15. Add about 4 mL of the starch indicator solution to the TITRATION FLASK and in doing so, you should observe a blue (or dark brown) solution.
16. Continue the titration until you reach the endpoint, which is the moment the solution turns colorless.
This end point indicates all of the iodine has been used up, which is consistent with the following equation:
17. Record the final buret reading at the endpoint.
18. In your lab notebook, calculate the number of moles of S2O32−(aq) required in the titration.
At the endpoint of a titration, chemists can convert the moles of a substance that is known to the moles of something that is unknown. Most titrations performed up to this point involved neutralization reactions between acids and bases. At the end point of an acid/base titration, the moles of acid are equal to the moles of base. The chemical reaction in this experiment does not involve a neutralization reaction between an acid and a base. What we are observing is the following overall redox reaction:
IO3−(aq) + 6 H+(aq) + 6 S2O32−(aq) → I−(aq) + 3 S4O62−(aq) + 3 H2O(l)
From this overall chemical equation, we can come up with the most important relationship in this particular experiment. At the endpoint of the titration:
19. Calculate the molarity of IO3− for your first titration.
20. Refill the buret and perform two more titrations given in Steps 11 – 17.
21. If any of the three titrations do not agree to within 0.2 mL, perform another titration.
22. For each trial, calculate the molarity of IO3−, and calculate an average molarity of IO3− with the three trials that agree within 0.2 mL.
23. Using the stoichiometry of the ions in solution, calculate the concentration of Ca2+ from your average molarity of IO3−.
24. Calculate the Ksp for Ca(IO3)2.
25. Complete the on-line REPORT SHEET, which is due at 11:59 pm the day of your lab.
27. Complete the on-line REPORT QUESTIONS, which are due at the start of lab one week after you complete this experiment.
Where You Wanna Be
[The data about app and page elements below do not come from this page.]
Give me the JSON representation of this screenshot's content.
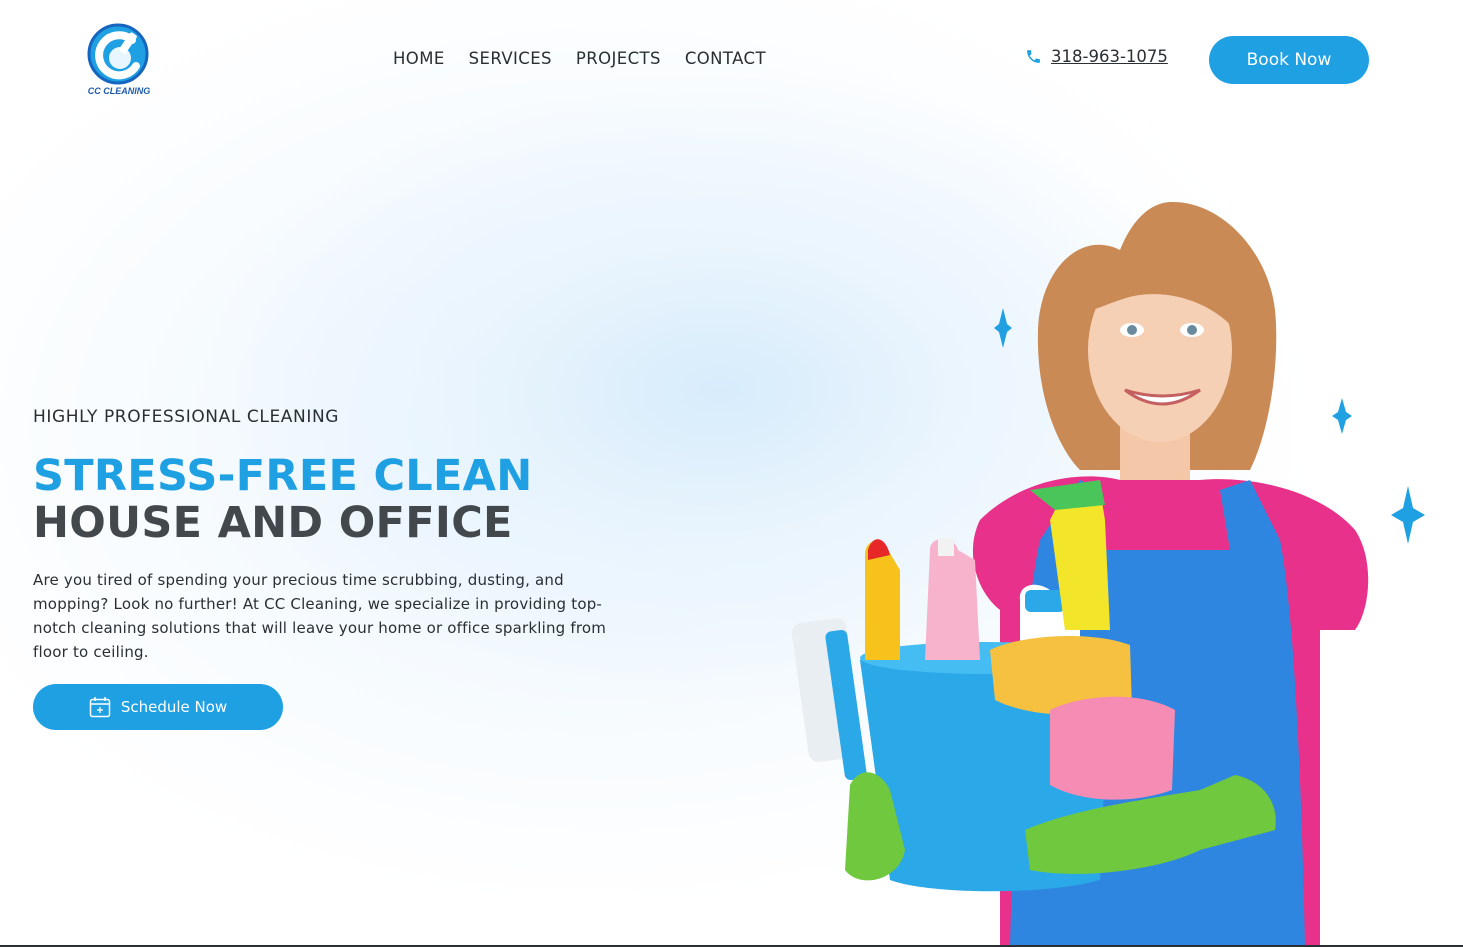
{
  "brand": {
    "logo_text": "CC CLEANING",
    "accent_color": "#1ea0e3",
    "dark_text_color": "#43484d"
  },
  "nav": {
    "items": [
      {
        "label": "HOME"
      },
      {
        "label": "SERVICES"
      },
      {
        "label": "PROJECTS"
      },
      {
        "label": "CONTACT"
      }
    ]
  },
  "header": {
    "phone_icon": "phone-icon",
    "phone": "318-963-1075",
    "book_label": "Book Now"
  },
  "hero": {
    "eyebrow": "HIGHLY PROFESSIONAL CLEANING",
    "headline_line1": "STRESS-FREE CLEAN",
    "headline_line2": "HOUSE AND OFFICE",
    "description": "Are you tired of spending your precious time scrubbing, dusting, and mopping? Look no further! At CC Cleaning, we specialize in providing top-notch cleaning solutions that will leave your home or office sparkling from floor to ceiling.",
    "cta_icon": "calendar-plus-icon",
    "cta_label": "Schedule Now"
  }
}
The Ksp values for most compounds are fairly straightforward to understand, but typically what a chemist wants to do is somehow manipulate the solubility of these compounds. What happens to the solubility when we increase the temperature? What happens when we change the pH? What happens when we add a common ion? In the Qualitative Analysis Experiments and in class in the next few weeks we will talk about how each of these scenarios can influence the solubility of a complex. But before you learn how to manipulate the solubility you have to have a thorough understanding of how a Ksp expression is set up and if you are given a molar solubility you should be able to calculate the Ksp. If you are given the Ksp you should also be able to calculate the molar solubility.